While the word "copying" can often be used with a negative connotation, that is not the kind of copying being encouraged here, rather "sharing" is more accurate but we often refer to "copying" in reference to copyright law.

Copying resources is only plagiarism when they are “presented as one's own”. Thus plagiarism is a form of lying and is to be condemned. But copying and adapting resources can always be done without presenting them as entirely your own work.

There is a strong social expectation to acknowledge authors of works when appropriate to do so, especially in academia. When that doesn't happen, people may rightly be called out for plagiarism. But such situations are very rarely handled in courts, which is what copyright allows you to do. Almost all situations of plagiarism can still be handled socially and in community without any copyright protection required.

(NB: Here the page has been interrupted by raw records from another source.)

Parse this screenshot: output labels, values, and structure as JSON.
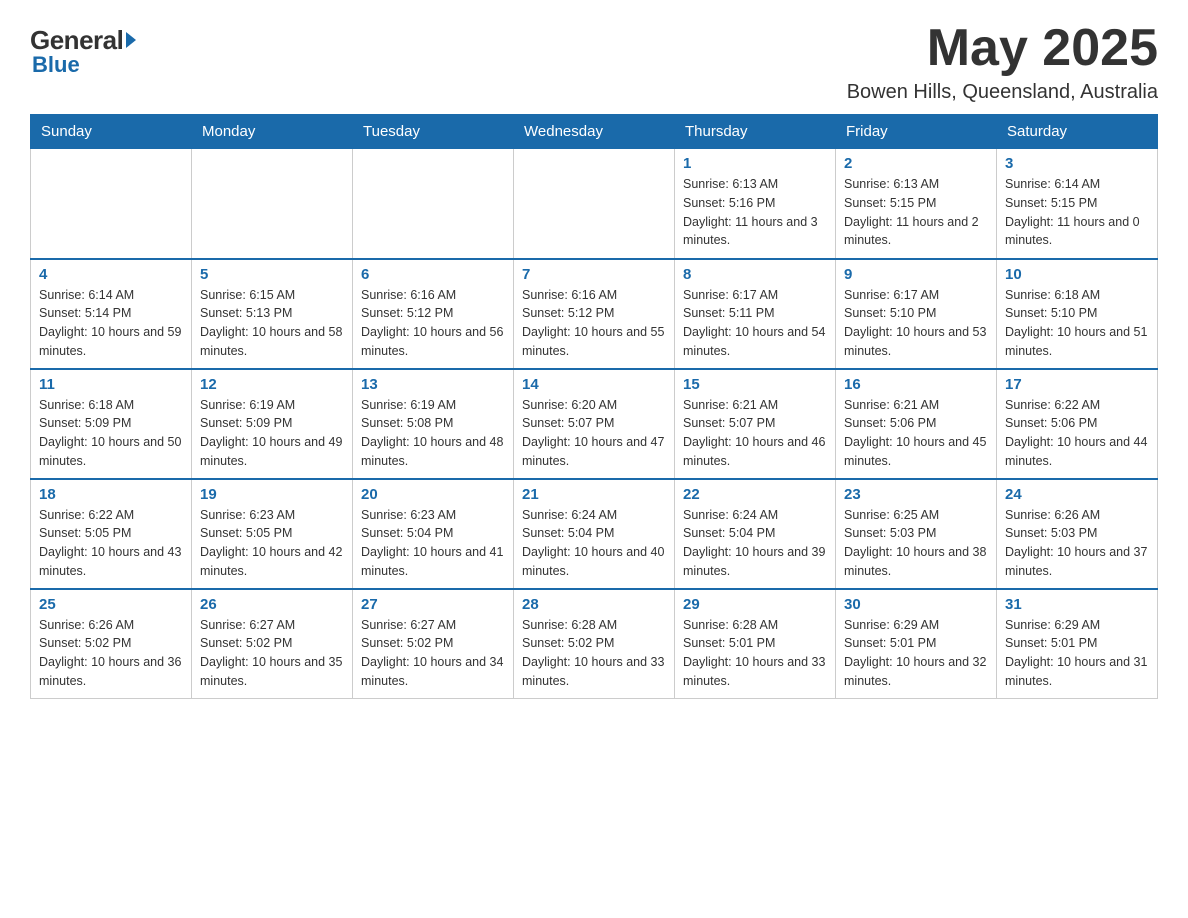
{
  "logo": {
    "general": "General",
    "blue": "Blue"
  },
  "title": {
    "month_year": "May 2025",
    "location": "Bowen Hills, Queensland, Australia"
  },
  "weekdays": [
    "Sunday",
    "Monday",
    "Tuesday",
    "Wednesday",
    "Thursday",
    "Friday",
    "Saturday"
  ],
  "weeks": [
    [
      {
        "day": "",
        "info": ""
      },
      {
        "day": "",
        "info": ""
      },
      {
        "day": "",
        "info": ""
      },
      {
        "day": "",
        "info": ""
      },
      {
        "day": "1",
        "info": "Sunrise: 6:13 AM\nSunset: 5:16 PM\nDaylight: 11 hours and 3 minutes."
      },
      {
        "day": "2",
        "info": "Sunrise: 6:13 AM\nSunset: 5:15 PM\nDaylight: 11 hours and 2 minutes."
      },
      {
        "day": "3",
        "info": "Sunrise: 6:14 AM\nSunset: 5:15 PM\nDaylight: 11 hours and 0 minutes."
      }
    ],
    [
      {
        "day": "4",
        "info": "Sunrise: 6:14 AM\nSunset: 5:14 PM\nDaylight: 10 hours and 59 minutes."
      },
      {
        "day": "5",
        "info": "Sunrise: 6:15 AM\nSunset: 5:13 PM\nDaylight: 10 hours and 58 minutes."
      },
      {
        "day": "6",
        "info": "Sunrise: 6:16 AM\nSunset: 5:12 PM\nDaylight: 10 hours and 56 minutes."
      },
      {
        "day": "7",
        "info": "Sunrise: 6:16 AM\nSunset: 5:12 PM\nDaylight: 10 hours and 55 minutes."
      },
      {
        "day": "8",
        "info": "Sunrise: 6:17 AM\nSunset: 5:11 PM\nDaylight: 10 hours and 54 minutes."
      },
      {
        "day": "9",
        "info": "Sunrise: 6:17 AM\nSunset: 5:10 PM\nDaylight: 10 hours and 53 minutes."
      },
      {
        "day": "10",
        "info": "Sunrise: 6:18 AM\nSunset: 5:10 PM\nDaylight: 10 hours and 51 minutes."
      }
    ],
    [
      {
        "day": "11",
        "info": "Sunrise: 6:18 AM\nSunset: 5:09 PM\nDaylight: 10 hours and 50 minutes."
      },
      {
        "day": "12",
        "info": "Sunrise: 6:19 AM\nSunset: 5:09 PM\nDaylight: 10 hours and 49 minutes."
      },
      {
        "day": "13",
        "info": "Sunrise: 6:19 AM\nSunset: 5:08 PM\nDaylight: 10 hours and 48 minutes."
      },
      {
        "day": "14",
        "info": "Sunrise: 6:20 AM\nSunset: 5:07 PM\nDaylight: 10 hours and 47 minutes."
      },
      {
        "day": "15",
        "info": "Sunrise: 6:21 AM\nSunset: 5:07 PM\nDaylight: 10 hours and 46 minutes."
      },
      {
        "day": "16",
        "info": "Sunrise: 6:21 AM\nSunset: 5:06 PM\nDaylight: 10 hours and 45 minutes."
      },
      {
        "day": "17",
        "info": "Sunrise: 6:22 AM\nSunset: 5:06 PM\nDaylight: 10 hours and 44 minutes."
      }
    ],
    [
      {
        "day": "18",
        "info": "Sunrise: 6:22 AM\nSunset: 5:05 PM\nDaylight: 10 hours and 43 minutes."
      },
      {
        "day": "19",
        "info": "Sunrise: 6:23 AM\nSunset: 5:05 PM\nDaylight: 10 hours and 42 minutes."
      },
      {
        "day": "20",
        "info": "Sunrise: 6:23 AM\nSunset: 5:04 PM\nDaylight: 10 hours and 41 minutes."
      },
      {
        "day": "21",
        "info": "Sunrise: 6:24 AM\nSunset: 5:04 PM\nDaylight: 10 hours and 40 minutes."
      },
      {
        "day": "22",
        "info": "Sunrise: 6:24 AM\nSunset: 5:04 PM\nDaylight: 10 hours and 39 minutes."
      },
      {
        "day": "23",
        "info": "Sunrise: 6:25 AM\nSunset: 5:03 PM\nDaylight: 10 hours and 38 minutes."
      },
      {
        "day": "24",
        "info": "Sunrise: 6:26 AM\nSunset: 5:03 PM\nDaylight: 10 hours and 37 minutes."
      }
    ],
    [
      {
        "day": "25",
        "info": "Sunrise: 6:26 AM\nSunset: 5:02 PM\nDaylight: 10 hours and 36 minutes."
      },
      {
        "day": "26",
        "info": "Sunrise: 6:27 AM\nSunset: 5:02 PM\nDaylight: 10 hours and 35 minutes."
      },
      {
        "day": "27",
        "info": "Sunrise: 6:27 AM\nSunset: 5:02 PM\nDaylight: 10 hours and 34 minutes."
      },
      {
        "day": "28",
        "info": "Sunrise: 6:28 AM\nSunset: 5:02 PM\nDaylight: 10 hours and 33 minutes."
      },
      {
        "day": "29",
        "info": "Sunrise: 6:28 AM\nSunset: 5:01 PM\nDaylight: 10 hours and 33 minutes."
      },
      {
        "day": "30",
        "info": "Sunrise: 6:29 AM\nSunset: 5:01 PM\nDaylight: 10 hours and 32 minutes."
      },
      {
        "day": "31",
        "info": "Sunrise: 6:29 AM\nSunset: 5:01 PM\nDaylight: 10 hours and 31 minutes."
      }
    ]
  ]
}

It is good to have the freedom to not attribute authors when it is unhelpful to do so. Such as to avoid distracting from the message that is being put across in a graphic design or another succinct format.

Some authors may not even want to be acknowledged, as we are encouraged by Jesus to seek credit from God rather than from man (Matt 6:1).

Either way, we currently don't utilise copyright for most situations of plagiarism and there's no reason for that to change.

Also see the objection regarding requiring attribution